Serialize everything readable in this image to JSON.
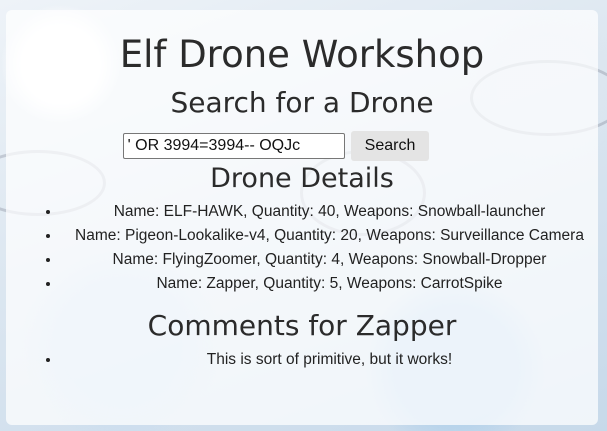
{
  "page": {
    "title": "Elf Drone Workshop"
  },
  "search": {
    "heading": "Search for a Drone",
    "input_value": "' OR 3994=3994-- OQJc",
    "button_label": "Search"
  },
  "details": {
    "heading": "Drone Details",
    "items": [
      "Name: ELF-HAWK, Quantity: 40, Weapons: Snowball-launcher",
      "Name: Pigeon-Lookalike-v4, Quantity: 20, Weapons: Surveillance Camera",
      "Name: FlyingZoomer, Quantity: 4, Weapons: Snowball-Dropper",
      "Name: Zapper, Quantity: 5, Weapons: CarrotSpike"
    ]
  },
  "comments": {
    "heading": "Comments for Zapper",
    "items": [
      "This is sort of primitive, but it works!"
    ]
  }
}
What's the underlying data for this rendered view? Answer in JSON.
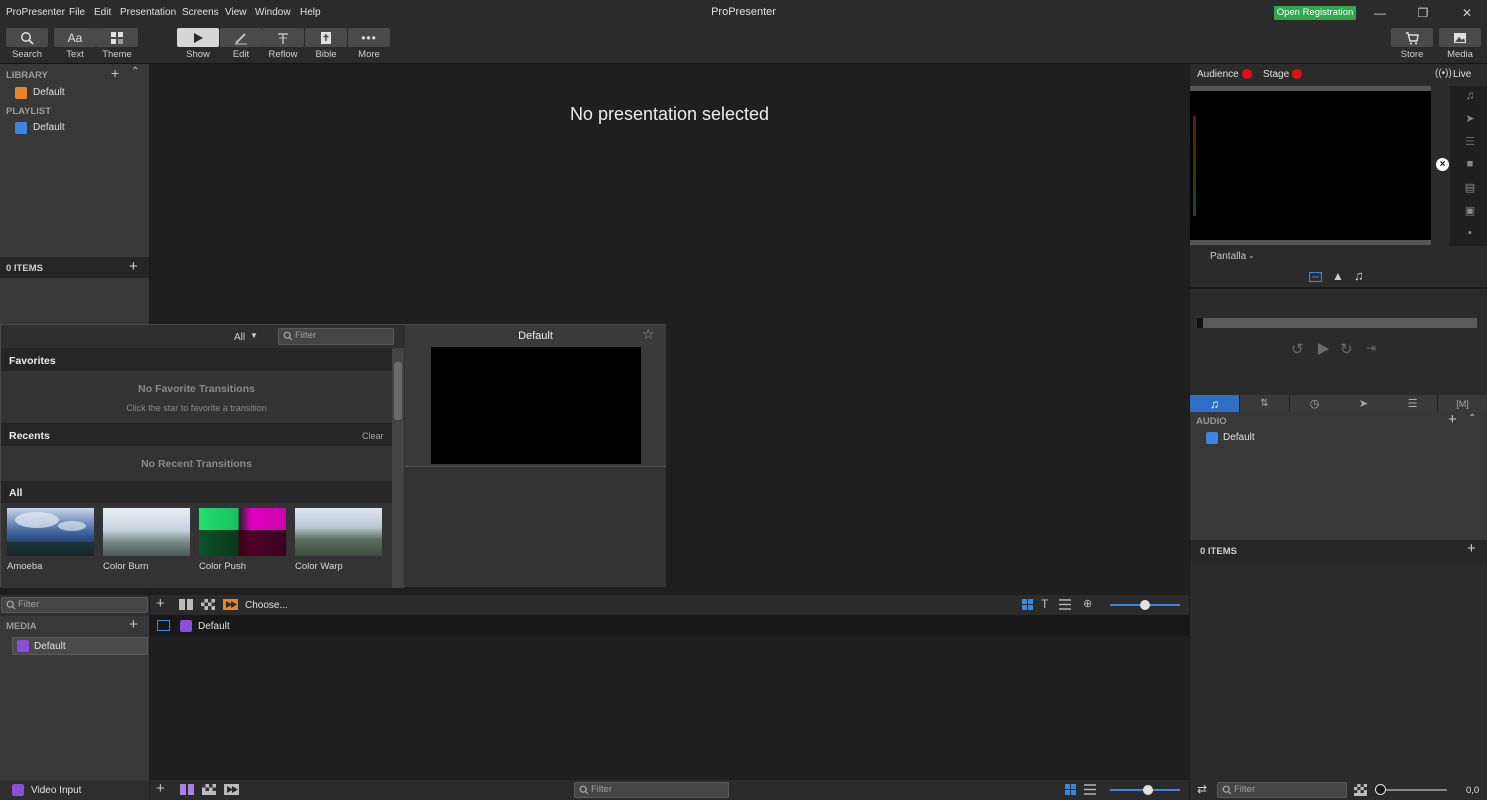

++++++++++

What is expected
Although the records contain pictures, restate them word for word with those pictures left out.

Worked solution
Serialize everything readable in this image to JSON.
{
  "page": {
    "title": "Elf Drone Workshop"
  },
  "search": {
    "heading": "Search for a Drone",
    "input_value": "' OR 3994=3994-- OQJc",
    "button_label": "Search"
  },
  "details": {
    "heading": "Drone Details",
    "items": [
      "Name: ELF-HAWK, Quantity: 40, Weapons: Snowball-launcher",
      "Name: Pigeon-Lookalike-v4, Quantity: 20, Weapons: Surveillance Camera",
      "Name: FlyingZoomer, Quantity: 4, Weapons: Snowball-Dropper",
      "Name: Zapper, Quantity: 5, Weapons: CarrotSpike"
    ]
  },
  "comments": {
    "heading": "Comments for Zapper",
    "items": [
      "This is sort of primitive, but it works!"
    ]
  }
}
What's the underlying data for this rendered view? Answer in JSON.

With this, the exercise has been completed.